Souscription pour les Chaines élastiques a substituer aux soupentes et ressorts des caresses, berlines, chaise de poste & autres semblables Voitures.
8vo, [19 x 12], 30 pp., 1 folding plate [19 x 28]. Marbled papers over boards. A8-B6 the final leaf blank and wanting. Minor even toning, excellent. Reinforcement in gutter margin of title; publisher’s ms correction on p. 7; On the last printed page there is a note that the inventor Zacharie has signed the t-p to to distinguish it counterfeits.
Very rare first and sole edition of this commercial prospectus / subscription for a novel kind of horse-drawn-carriage, which would not rest on the wheels subject to the often heater skelter movement of the ride, but whose carriage would be attached on both sides to heavy duty chains suspended above the carriage’s wheels. The position of the carriage in which passengers ride would accordingly be immobile or as immobile as the terrain allowed, making for a more comfortable ride. Zachary promises 5 improvements : speed (force), safety, lightness, comfort (douceur) and economy. Testimonials include the claim that the chains not only made for a comfortable ride, but for a faster one, making the journey from Paris to Lyons in 42 hours. Of interest for the history of financing the manufacture of expensive inventions, and for the nascent history of copyright.

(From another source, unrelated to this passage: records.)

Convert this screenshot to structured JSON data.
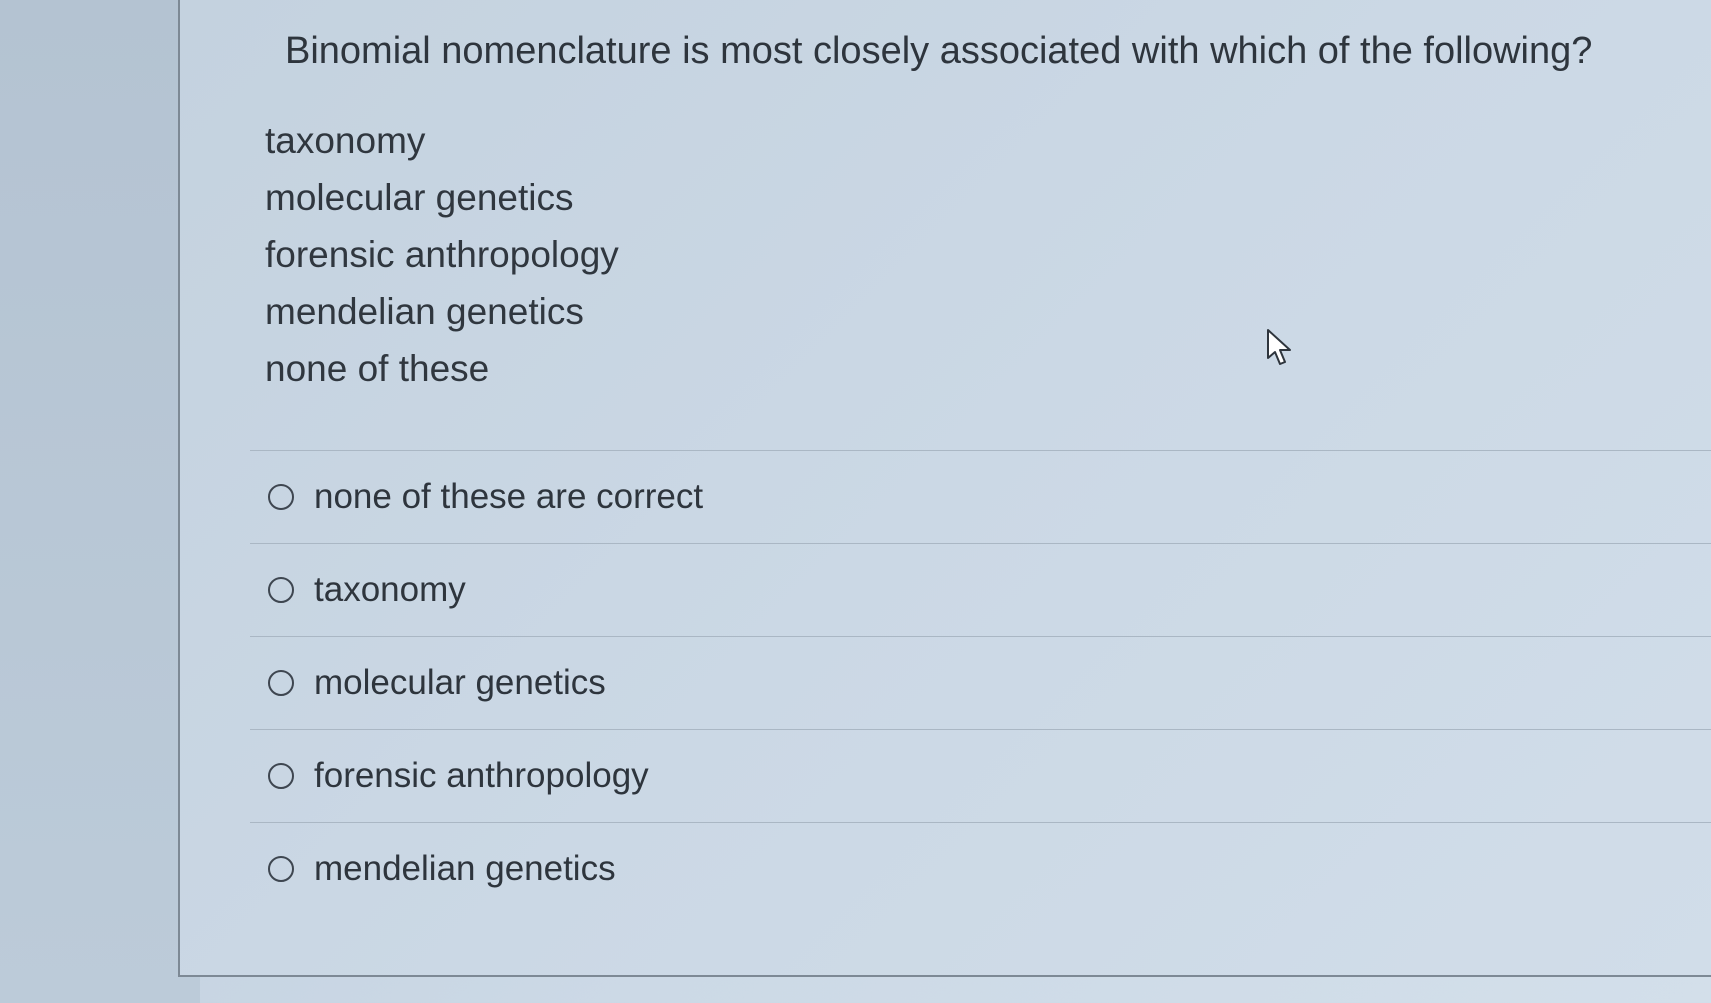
{
  "question": {
    "text": "Binomial nomenclature is most closely associated with which of the following?"
  },
  "terms": [
    "taxonomy",
    "molecular genetics",
    "forensic anthropology",
    "mendelian genetics",
    "none of these"
  ],
  "answer_options": [
    {
      "label": "none of these are correct",
      "selected": false
    },
    {
      "label": "taxonomy",
      "selected": false
    },
    {
      "label": "molecular genetics",
      "selected": false
    },
    {
      "label": "forensic anthropology",
      "selected": false
    },
    {
      "label": "mendelian genetics",
      "selected": false
    }
  ],
  "icons": {
    "cursor": "mouse-pointer-icon",
    "radio": "radio-unchecked-icon"
  }
}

This is as elaborate a prospectus as we have encountered, most likely because riding in moving vehicles can be a risky business. Zachary describes successful tests run before members of the Academies Royales de Sciences, and easily half of the pamphlet consists of patents and privileges, with two blank spaces on p. 13-14 for the potential subscriber to fill in.

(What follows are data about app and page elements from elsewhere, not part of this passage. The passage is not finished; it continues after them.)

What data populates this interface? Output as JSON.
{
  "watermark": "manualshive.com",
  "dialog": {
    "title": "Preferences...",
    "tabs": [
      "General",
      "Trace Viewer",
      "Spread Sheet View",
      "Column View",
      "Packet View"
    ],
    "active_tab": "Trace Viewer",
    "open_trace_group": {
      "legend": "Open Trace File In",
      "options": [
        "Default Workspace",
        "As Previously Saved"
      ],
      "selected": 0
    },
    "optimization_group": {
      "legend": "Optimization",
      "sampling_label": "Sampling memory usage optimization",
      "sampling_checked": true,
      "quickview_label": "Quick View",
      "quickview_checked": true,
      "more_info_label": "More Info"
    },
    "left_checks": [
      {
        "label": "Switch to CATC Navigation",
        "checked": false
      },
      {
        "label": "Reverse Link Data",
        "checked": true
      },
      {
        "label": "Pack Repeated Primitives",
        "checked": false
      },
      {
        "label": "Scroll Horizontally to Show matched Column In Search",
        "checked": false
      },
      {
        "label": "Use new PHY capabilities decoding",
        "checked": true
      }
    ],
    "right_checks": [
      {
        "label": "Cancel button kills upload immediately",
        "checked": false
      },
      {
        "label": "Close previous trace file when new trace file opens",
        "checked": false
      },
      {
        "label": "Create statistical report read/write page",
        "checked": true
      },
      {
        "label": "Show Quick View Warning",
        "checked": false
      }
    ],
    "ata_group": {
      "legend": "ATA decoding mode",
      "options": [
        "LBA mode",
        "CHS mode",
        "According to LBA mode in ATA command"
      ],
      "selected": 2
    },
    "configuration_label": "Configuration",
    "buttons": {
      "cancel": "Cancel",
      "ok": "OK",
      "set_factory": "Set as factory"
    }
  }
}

Zacharie identifies himself as clockmaker (horloger) and inventor in the city of Lyons. The ICCU record identifies him as one Zacharie-Villiers, who lived in the 17th century, making Delaroche the posthumous editor. We see absolutely no basis for this.
As often with inventions in the late 18th and early 19th c in France, there is a printed note (here on the verso of the last page) announcing that to ward against forgeries, the t-p is signed by the author. One may assume that this was as ineffective as most such efforts, but it is an interesting attempt on the part of the author to safeguard copyright.
IT/ICCU/NAPE/060337; cf BnF copy; OCLC locates no copy in America.